Comic scripts demand a clear setting right from the start. It’s not enough to say a young girl is in a bedroom, surrounded by some scientists. I have to fill in all details. I have to say “Beth is about eight years old, she’s in a bedroom stuff with dolls, toys and a overly girly bed and she’s hugging her stuffed bunny close to her. She’s scared and she’s surrounded by men in lab coats.”
That’s a clear visual image and absolutely necessary for the artist to draw the story. In this case, my fabulous artist, Cassandra James, added in pigtails for my little heroine.
And yet if I’d written the story in prose, I would have focused more on the people talking than what was in the background. I probably wouldn’t have known about her stuffed bunny, which is so key to the tale. And I definitely wouldn’t have thought about what the bed looked like.
Lesson #2: Dialogue
I LOVE banter. I could write it all day. And I could bore you with it all day too. Oops. I like the rhythm of the back-and-forth between people, to the point where it goes on far too long. Know what happens when you write a scene with lots of a dialogue in a comic script?
Your editor says “um, hello, we cannot have all these people talking in a scene! The letterer will kill me.”
My editor was talking about a scene set in a bar for my erotica comic script. (No, no, no sex in the bar! My heroine is with her friends, waiting for a booty call. Jeez, people. Bars are no good for sex. Too many sticky surfaces.) The scene the editor made me change has the heroine in a booth with a bunch of her friends from work, teasing and laughing with each other. I initially gave them all dialogue. And that’s when I received the note from my editor.
Keeping it focused is a valuable lesson for prose, almost like keeping a tweet to 140 characters. There is little room for long banter in a comic. It overshadows the action and movement. And that can happen to me in prose as well.
Lesson #3: Blocking
Fight scenes are hard because all the action has to be described and make sense. It’s the same with sex scenes. The writer has to be very aware of where hands and arms and various equipment might be in the scene, lest someone can develop three arms or someone similarly amusing rather than sexy.
In a comic panel, the specific movements of all those involved have to be described exactly. In the case of the panel from Beth’s story, I had to include in the script that she was huddled on the bed. I had to include how the white coats loomed over her, and what he stuffed bunny looked like.
In the sex scenes for the erotica script, I had to describe exactly how many clothes were off (or still on!) for each of the two participants, how they were positioned relative to each other, and where they were in the room. (You know, against the wall, on the couch, on the bed…etc, etc….)
I have no shame writing sex scenes in prose. But it was weird, somehow, to describe the sex to an artist for a script. I blushed when writing it. But doing so gave me a much more detailed image of what was happening on the page.
What did I learn overall?
Writing a comic script helped give me a far clearer visual of what was happening in my prose books and helped me trim dialogue so that every single word uttered mattered. Now, when I get stuck on an action scene or even a sex scene, I swap my brain back to what a comic script of that particular scene might be like and it breaks the writer logjam.

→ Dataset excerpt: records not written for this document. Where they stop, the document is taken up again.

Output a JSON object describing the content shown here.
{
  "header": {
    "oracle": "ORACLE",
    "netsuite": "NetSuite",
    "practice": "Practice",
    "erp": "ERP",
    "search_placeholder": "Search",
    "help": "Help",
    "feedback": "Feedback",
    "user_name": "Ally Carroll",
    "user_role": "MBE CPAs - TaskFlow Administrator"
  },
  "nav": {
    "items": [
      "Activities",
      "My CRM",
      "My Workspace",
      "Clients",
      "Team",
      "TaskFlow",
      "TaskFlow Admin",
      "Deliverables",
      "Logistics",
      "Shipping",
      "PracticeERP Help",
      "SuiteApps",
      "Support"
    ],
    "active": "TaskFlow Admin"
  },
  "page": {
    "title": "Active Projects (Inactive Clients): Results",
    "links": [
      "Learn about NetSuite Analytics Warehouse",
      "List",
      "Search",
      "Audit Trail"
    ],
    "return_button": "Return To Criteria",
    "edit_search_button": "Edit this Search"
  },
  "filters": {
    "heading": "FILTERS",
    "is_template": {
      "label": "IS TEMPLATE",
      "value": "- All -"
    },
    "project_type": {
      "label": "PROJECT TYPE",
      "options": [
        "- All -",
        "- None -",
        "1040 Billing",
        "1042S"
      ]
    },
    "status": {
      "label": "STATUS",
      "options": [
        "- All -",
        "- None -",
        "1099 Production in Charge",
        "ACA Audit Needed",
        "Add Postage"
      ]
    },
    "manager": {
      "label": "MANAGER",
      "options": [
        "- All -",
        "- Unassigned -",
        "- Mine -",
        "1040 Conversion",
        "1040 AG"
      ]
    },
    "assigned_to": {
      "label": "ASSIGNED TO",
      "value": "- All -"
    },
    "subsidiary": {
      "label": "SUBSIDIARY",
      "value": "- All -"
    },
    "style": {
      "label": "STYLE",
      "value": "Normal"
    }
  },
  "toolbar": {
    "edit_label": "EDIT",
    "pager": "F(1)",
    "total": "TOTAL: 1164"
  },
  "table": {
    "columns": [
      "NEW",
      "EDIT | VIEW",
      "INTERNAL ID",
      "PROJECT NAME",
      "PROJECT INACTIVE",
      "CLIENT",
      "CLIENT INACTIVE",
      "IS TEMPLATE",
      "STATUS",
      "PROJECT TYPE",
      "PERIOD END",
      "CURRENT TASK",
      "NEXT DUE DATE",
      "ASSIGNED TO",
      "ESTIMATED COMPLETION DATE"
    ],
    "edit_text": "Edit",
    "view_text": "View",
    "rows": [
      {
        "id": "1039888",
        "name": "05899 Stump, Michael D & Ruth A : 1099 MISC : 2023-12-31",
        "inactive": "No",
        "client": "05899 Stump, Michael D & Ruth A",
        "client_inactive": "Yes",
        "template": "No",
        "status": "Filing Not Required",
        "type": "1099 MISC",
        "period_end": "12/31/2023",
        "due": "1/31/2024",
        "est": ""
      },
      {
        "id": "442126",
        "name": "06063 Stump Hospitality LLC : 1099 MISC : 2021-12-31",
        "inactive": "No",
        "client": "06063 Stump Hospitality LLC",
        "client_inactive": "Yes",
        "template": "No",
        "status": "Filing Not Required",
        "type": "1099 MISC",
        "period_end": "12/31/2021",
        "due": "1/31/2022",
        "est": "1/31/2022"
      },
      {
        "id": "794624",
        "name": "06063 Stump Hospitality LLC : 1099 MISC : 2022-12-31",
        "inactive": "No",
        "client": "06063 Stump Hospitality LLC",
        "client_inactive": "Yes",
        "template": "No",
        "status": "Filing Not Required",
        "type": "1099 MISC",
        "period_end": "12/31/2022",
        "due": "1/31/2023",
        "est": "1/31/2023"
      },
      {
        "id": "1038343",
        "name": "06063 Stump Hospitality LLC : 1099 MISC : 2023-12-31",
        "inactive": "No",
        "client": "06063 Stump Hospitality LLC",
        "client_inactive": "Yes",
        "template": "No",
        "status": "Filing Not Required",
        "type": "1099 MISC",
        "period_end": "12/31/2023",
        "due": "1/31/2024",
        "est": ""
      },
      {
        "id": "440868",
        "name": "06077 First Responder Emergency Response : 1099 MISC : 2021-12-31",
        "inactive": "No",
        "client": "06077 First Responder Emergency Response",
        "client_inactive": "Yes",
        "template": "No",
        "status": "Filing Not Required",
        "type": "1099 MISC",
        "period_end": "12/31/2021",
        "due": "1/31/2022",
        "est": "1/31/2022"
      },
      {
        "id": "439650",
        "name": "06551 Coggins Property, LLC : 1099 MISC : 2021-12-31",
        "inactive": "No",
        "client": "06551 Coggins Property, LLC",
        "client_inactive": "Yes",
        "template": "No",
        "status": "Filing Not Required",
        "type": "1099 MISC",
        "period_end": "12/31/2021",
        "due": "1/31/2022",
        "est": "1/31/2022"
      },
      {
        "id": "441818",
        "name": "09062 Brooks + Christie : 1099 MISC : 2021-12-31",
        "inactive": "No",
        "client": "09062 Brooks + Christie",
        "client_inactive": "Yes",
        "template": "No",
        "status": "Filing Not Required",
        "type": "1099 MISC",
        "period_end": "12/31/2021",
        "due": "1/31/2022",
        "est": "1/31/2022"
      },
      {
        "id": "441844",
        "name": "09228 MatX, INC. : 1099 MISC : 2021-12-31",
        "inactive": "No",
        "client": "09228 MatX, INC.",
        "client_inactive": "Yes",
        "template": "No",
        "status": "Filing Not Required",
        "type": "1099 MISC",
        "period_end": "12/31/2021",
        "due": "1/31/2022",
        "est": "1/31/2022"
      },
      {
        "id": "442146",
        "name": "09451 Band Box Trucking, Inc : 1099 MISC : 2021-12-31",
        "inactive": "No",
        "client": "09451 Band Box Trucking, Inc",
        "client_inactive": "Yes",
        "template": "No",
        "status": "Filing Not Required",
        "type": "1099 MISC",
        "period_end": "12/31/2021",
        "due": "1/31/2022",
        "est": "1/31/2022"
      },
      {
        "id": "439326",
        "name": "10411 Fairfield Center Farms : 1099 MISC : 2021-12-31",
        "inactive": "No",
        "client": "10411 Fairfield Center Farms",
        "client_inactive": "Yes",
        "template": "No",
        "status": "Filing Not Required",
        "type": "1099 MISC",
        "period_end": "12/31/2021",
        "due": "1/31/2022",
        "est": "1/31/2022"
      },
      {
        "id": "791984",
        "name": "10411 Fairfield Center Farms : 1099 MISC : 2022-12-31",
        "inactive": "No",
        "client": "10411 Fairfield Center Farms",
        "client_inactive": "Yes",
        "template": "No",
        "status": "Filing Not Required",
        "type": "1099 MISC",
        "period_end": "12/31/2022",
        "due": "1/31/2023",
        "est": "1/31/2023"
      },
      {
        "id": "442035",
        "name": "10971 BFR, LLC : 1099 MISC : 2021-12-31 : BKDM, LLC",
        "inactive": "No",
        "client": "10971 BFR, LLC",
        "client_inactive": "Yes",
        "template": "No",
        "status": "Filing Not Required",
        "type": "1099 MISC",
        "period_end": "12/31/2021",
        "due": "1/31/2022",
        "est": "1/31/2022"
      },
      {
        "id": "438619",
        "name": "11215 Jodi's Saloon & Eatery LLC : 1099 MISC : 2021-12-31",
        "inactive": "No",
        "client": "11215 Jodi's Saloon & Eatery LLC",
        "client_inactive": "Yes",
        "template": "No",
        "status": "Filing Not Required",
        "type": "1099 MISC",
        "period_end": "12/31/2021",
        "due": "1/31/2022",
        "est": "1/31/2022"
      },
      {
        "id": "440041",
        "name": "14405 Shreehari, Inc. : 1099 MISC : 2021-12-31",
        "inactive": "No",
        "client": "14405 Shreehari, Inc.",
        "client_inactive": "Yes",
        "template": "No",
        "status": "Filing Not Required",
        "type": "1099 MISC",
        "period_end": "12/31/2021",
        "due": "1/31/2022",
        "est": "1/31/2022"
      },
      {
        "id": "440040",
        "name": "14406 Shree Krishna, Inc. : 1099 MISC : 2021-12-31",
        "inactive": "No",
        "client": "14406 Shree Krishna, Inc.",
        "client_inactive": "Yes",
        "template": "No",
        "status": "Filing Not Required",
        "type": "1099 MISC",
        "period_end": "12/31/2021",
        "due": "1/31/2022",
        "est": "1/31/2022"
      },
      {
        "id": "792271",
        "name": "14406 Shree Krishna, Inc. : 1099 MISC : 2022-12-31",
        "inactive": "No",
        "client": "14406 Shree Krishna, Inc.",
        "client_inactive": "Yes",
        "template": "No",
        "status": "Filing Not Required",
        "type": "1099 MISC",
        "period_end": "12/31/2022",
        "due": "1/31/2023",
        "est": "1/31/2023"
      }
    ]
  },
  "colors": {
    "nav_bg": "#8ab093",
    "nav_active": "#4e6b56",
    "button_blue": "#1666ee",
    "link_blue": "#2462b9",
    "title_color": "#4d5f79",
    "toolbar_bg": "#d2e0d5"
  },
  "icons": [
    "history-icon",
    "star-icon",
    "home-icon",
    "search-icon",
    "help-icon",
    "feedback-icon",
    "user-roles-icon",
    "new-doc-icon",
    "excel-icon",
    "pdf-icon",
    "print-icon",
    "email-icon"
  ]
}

There is one other final benefit: the overwhelming feeling of euphoria when seeing the finished comic pages. The pages arrived via email from my artist and editor and when I opened them, I stared with my mouth hanging open. To see something that came from my imagination transformed into something so amazing was magic. Tears came to my eyes.
It was one of the best feelings of my career. And now I can’t stop writing them. So here I am, four decades after my very first ambition to write comics and I’m finally doing it.